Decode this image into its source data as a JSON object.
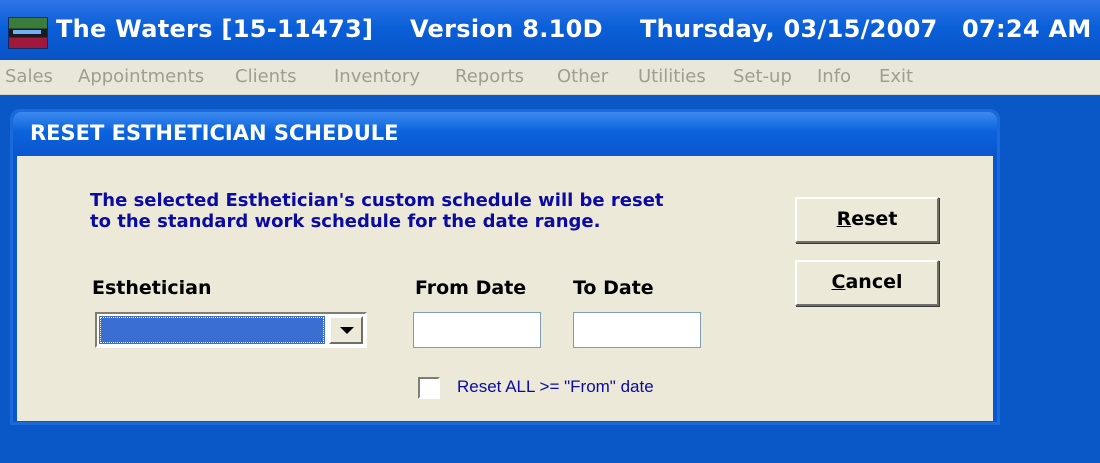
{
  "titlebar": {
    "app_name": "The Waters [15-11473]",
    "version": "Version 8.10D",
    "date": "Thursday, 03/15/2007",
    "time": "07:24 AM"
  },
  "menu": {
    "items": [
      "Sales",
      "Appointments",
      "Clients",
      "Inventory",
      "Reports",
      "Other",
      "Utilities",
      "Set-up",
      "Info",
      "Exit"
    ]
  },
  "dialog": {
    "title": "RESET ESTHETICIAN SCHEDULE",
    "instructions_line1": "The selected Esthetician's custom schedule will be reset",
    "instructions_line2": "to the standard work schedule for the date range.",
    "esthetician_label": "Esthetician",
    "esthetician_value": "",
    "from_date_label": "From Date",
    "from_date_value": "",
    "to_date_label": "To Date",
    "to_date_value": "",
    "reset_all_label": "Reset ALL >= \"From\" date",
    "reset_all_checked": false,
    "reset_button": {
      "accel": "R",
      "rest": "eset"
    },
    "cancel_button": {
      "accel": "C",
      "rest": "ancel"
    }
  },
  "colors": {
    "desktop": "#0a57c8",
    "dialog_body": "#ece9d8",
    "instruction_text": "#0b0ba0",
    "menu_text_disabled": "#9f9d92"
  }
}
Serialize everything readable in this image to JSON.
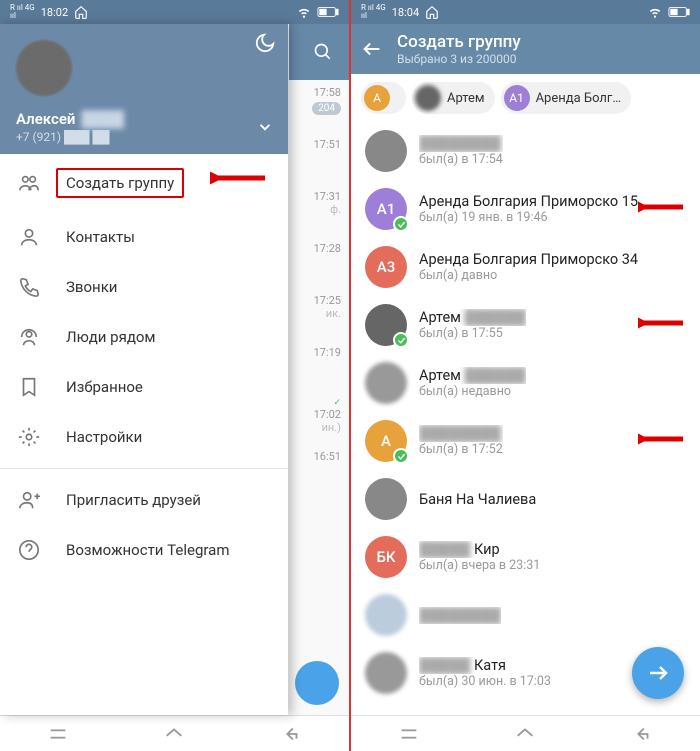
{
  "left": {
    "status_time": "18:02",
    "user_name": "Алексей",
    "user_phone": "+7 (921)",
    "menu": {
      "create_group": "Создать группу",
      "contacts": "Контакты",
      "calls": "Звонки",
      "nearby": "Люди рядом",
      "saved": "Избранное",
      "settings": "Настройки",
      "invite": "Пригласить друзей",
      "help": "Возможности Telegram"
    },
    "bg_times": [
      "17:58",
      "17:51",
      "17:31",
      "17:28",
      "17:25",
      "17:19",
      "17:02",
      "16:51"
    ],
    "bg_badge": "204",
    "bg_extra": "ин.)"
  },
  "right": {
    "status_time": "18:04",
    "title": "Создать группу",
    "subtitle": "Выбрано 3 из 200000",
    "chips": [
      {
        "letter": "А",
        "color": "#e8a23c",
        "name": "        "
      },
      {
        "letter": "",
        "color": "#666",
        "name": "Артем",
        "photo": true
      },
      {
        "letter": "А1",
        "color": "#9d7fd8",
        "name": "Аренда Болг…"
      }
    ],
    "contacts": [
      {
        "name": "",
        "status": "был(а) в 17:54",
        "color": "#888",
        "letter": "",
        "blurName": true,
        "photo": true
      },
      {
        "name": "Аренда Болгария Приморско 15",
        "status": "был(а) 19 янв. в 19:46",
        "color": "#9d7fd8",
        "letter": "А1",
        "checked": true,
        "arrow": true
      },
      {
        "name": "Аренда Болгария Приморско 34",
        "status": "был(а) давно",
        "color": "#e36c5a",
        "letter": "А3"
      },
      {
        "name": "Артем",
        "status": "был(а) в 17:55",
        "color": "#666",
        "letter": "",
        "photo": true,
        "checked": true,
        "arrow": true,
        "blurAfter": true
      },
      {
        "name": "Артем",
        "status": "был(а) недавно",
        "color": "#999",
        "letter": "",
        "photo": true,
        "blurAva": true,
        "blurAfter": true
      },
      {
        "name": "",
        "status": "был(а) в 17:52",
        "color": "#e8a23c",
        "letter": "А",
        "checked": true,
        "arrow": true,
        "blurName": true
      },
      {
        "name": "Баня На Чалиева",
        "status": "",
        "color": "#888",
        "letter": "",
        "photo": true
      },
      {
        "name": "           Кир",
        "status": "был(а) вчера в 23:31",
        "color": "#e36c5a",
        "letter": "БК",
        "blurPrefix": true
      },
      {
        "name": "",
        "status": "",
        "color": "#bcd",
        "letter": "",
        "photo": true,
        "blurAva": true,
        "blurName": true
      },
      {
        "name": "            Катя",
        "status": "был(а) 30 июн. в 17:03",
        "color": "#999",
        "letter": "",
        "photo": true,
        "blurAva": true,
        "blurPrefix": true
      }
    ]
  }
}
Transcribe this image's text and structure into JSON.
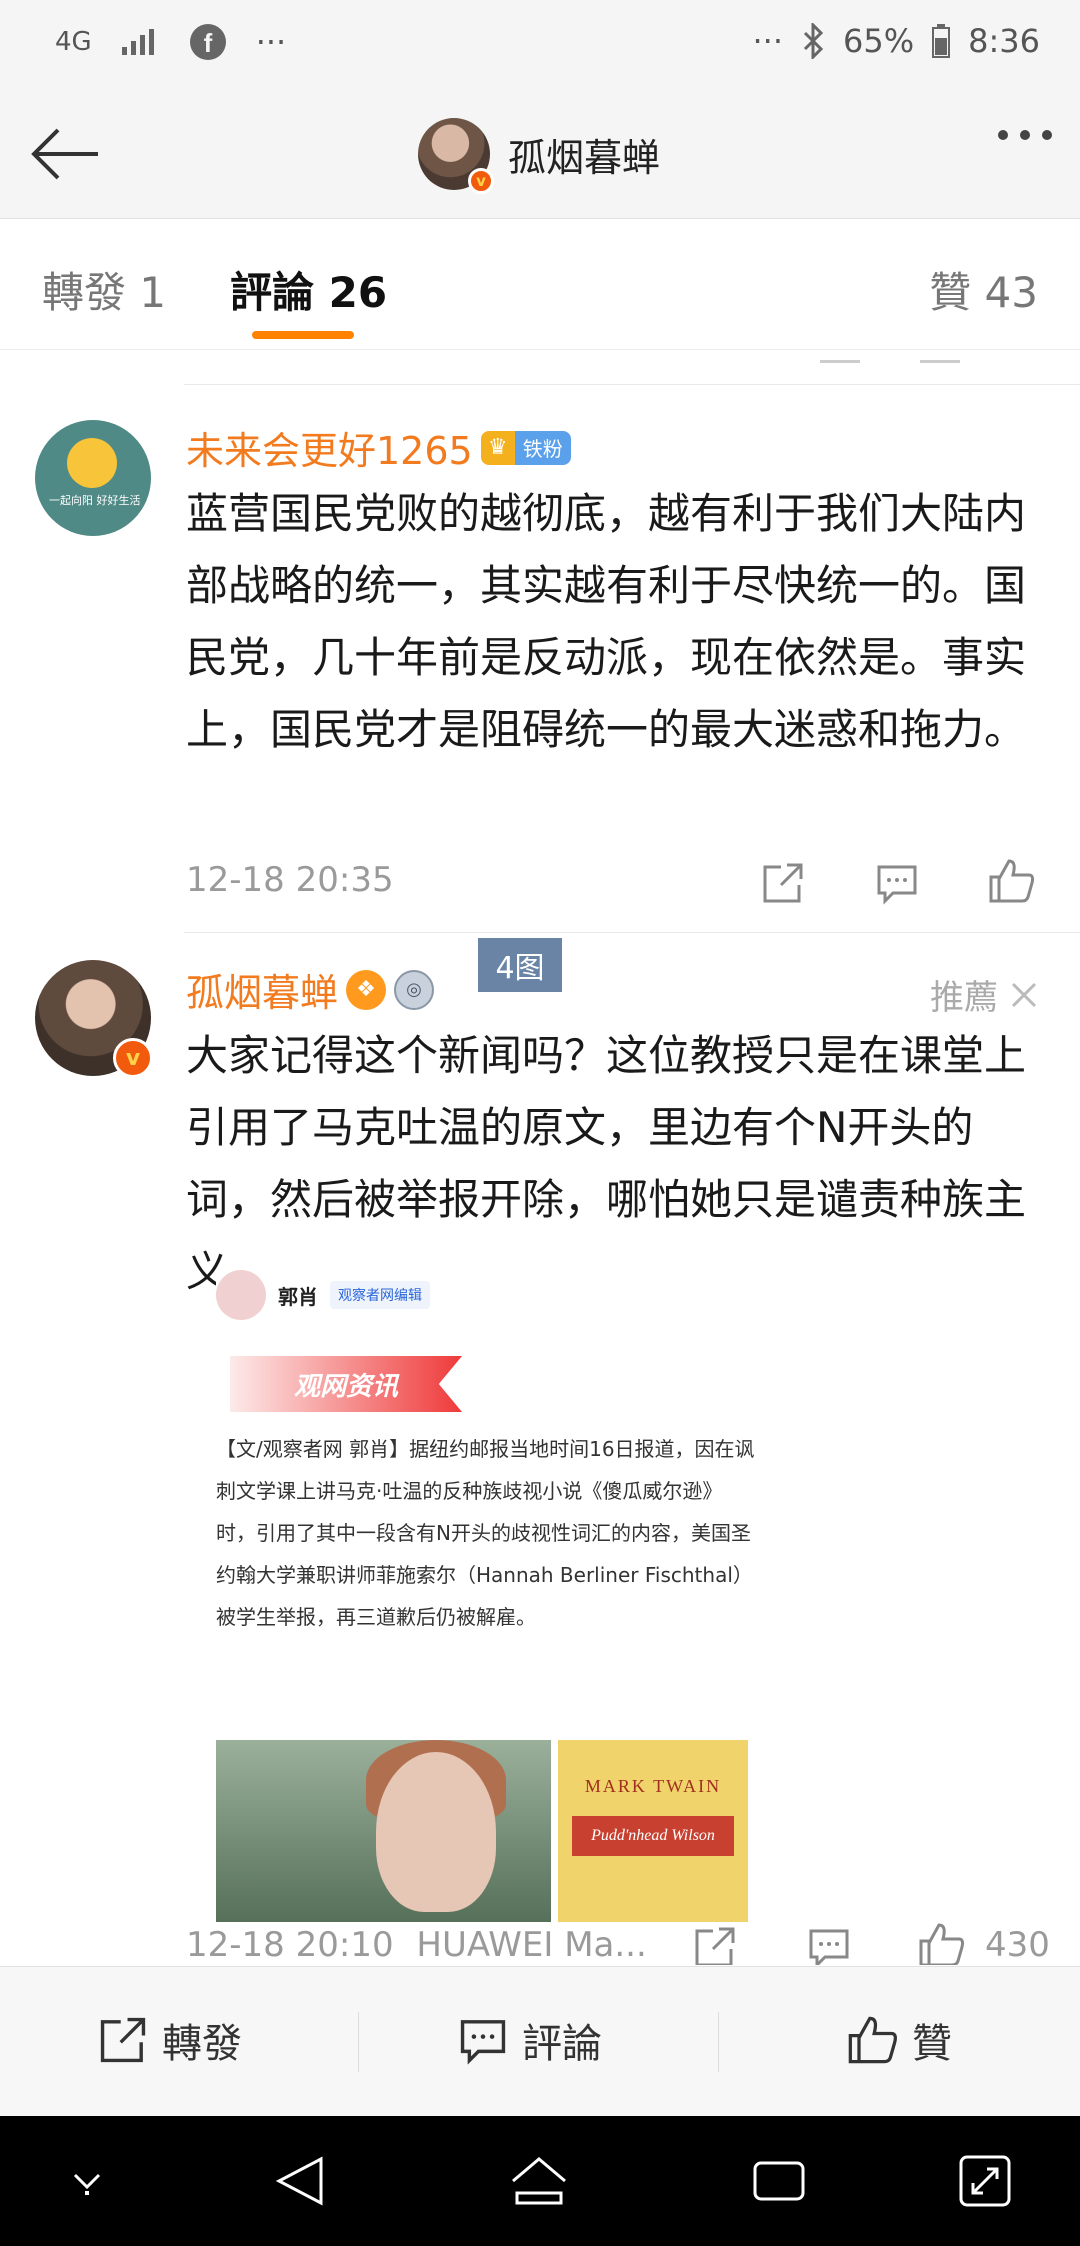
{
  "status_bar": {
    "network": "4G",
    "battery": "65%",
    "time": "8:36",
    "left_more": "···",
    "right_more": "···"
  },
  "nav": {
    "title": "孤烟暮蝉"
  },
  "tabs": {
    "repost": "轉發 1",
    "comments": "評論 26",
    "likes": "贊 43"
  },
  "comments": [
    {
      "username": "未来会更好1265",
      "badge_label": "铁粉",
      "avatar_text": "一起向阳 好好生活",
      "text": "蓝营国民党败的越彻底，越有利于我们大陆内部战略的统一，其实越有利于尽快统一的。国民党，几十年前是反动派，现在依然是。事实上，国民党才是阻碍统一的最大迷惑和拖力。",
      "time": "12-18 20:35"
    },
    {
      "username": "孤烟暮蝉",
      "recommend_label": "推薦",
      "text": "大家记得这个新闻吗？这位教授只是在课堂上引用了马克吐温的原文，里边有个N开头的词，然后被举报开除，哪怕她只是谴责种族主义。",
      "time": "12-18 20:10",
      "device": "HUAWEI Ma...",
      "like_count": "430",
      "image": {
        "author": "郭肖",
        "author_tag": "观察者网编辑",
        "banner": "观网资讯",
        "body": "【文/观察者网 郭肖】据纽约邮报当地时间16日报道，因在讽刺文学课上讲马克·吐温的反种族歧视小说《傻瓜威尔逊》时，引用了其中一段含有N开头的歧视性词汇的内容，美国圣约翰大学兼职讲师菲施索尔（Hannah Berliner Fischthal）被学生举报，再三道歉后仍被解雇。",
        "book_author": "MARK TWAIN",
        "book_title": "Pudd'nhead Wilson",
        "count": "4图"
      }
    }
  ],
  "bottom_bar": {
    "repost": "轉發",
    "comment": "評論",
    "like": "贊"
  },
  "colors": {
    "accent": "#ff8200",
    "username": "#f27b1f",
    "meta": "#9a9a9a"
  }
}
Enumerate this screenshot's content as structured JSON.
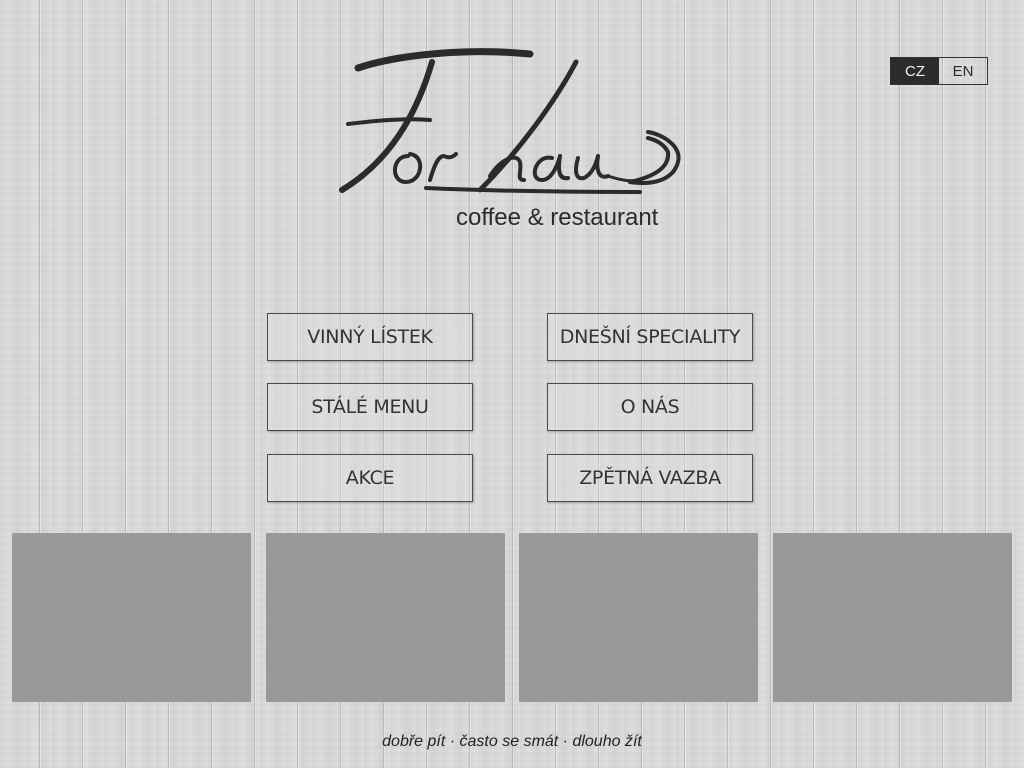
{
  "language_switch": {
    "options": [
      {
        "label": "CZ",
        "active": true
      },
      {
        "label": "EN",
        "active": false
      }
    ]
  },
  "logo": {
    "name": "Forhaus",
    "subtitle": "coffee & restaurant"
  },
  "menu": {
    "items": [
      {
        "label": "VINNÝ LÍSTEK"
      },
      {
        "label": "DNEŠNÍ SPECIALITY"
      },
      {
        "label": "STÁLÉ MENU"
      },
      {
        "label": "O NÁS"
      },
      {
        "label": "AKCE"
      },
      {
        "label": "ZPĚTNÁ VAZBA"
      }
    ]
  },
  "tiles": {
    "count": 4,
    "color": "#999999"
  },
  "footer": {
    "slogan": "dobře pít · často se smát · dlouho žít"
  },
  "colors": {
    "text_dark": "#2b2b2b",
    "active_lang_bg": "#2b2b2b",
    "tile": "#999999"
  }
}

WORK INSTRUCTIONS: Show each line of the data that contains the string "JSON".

YOUR RESPONSE:
Decode this image into its source data as a JSON object.
Serialize everything readable in this image to JSON.
Transcribe this image's text and structure into JSON.
Enumerate this screenshot's content as structured JSON.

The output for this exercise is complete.